__Task to carry out__: An exact copy of every record is required.

Entries from a dataset of interfaces
--------
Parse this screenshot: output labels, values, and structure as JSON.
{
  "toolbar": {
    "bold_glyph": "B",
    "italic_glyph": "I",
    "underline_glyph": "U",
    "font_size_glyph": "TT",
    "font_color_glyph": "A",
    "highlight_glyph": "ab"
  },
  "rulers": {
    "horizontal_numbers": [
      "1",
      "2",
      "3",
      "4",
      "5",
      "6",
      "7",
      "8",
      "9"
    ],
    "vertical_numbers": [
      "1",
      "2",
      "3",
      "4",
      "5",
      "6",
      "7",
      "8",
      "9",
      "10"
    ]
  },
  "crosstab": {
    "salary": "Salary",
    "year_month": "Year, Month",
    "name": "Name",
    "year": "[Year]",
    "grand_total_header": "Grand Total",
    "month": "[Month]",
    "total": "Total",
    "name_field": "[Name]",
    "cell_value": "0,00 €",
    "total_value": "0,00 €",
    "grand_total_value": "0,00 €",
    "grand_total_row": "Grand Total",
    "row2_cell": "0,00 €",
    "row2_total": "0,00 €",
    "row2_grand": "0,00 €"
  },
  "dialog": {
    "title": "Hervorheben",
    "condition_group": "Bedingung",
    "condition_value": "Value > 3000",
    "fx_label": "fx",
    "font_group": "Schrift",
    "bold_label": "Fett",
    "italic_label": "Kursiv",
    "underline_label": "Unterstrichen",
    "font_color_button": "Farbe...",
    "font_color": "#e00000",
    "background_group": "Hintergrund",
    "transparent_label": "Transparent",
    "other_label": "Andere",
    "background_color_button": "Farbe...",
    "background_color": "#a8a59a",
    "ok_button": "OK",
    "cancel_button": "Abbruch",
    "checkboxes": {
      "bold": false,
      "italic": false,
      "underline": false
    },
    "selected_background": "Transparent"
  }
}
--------
__Answer to this exercise__:
Parse this screenshot: output labels, values, and structure as JSON.
{
  "toolbar": {
    "bold_glyph": "B",
    "italic_glyph": "I",
    "underline_glyph": "U",
    "font_size_glyph": "TT",
    "font_color_glyph": "A",
    "highlight_glyph": "ab"
  },
  "rulers": {
    "horizontal_numbers": [
      "1",
      "2",
      "3",
      "4",
      "5",
      "6",
      "7",
      "8",
      "9"
    ],
    "vertical_numbers": [
      "1",
      "2",
      "3",
      "4",
      "5",
      "6",
      "7",
      "8",
      "9",
      "10"
    ]
  },
  "crosstab": {
    "salary": "Salary",
    "year_month": "Year, Month",
    "name": "Name",
    "year": "[Year]",
    "grand_total_header": "Grand Total",
    "month": "[Month]",
    "total": "Total",
    "name_field": "[Name]",
    "cell_value": "0,00 €",
    "total_value": "0,00 €",
    "grand_total_value": "0,00 €",
    "grand_total_row": "Grand Total",
    "row2_cell": "0,00 €",
    "row2_total": "0,00 €",
    "row2_grand": "0,00 €"
  },
  "dialog": {
    "title": "Hervorheben",
    "condition_group": "Bedingung",
    "condition_value": "Value > 3000",
    "fx_label": "fx",
    "font_group": "Schrift",
    "bold_label": "Fett",
    "italic_label": "Kursiv",
    "underline_label": "Unterstrichen",
    "font_color_button": "Farbe...",
    "font_color": "#e00000",
    "background_group": "Hintergrund",
    "transparent_label": "Transparent",
    "other_label": "Andere",
    "background_color_button": "Farbe...",
    "background_color": "#a8a59a",
    "ok_button": "OK",
    "cancel_button": "Abbruch",
    "checkboxes": {
      "bold": false,
      "italic": false,
      "underline": false
    },
    "selected_background": "Transparent"
  }
}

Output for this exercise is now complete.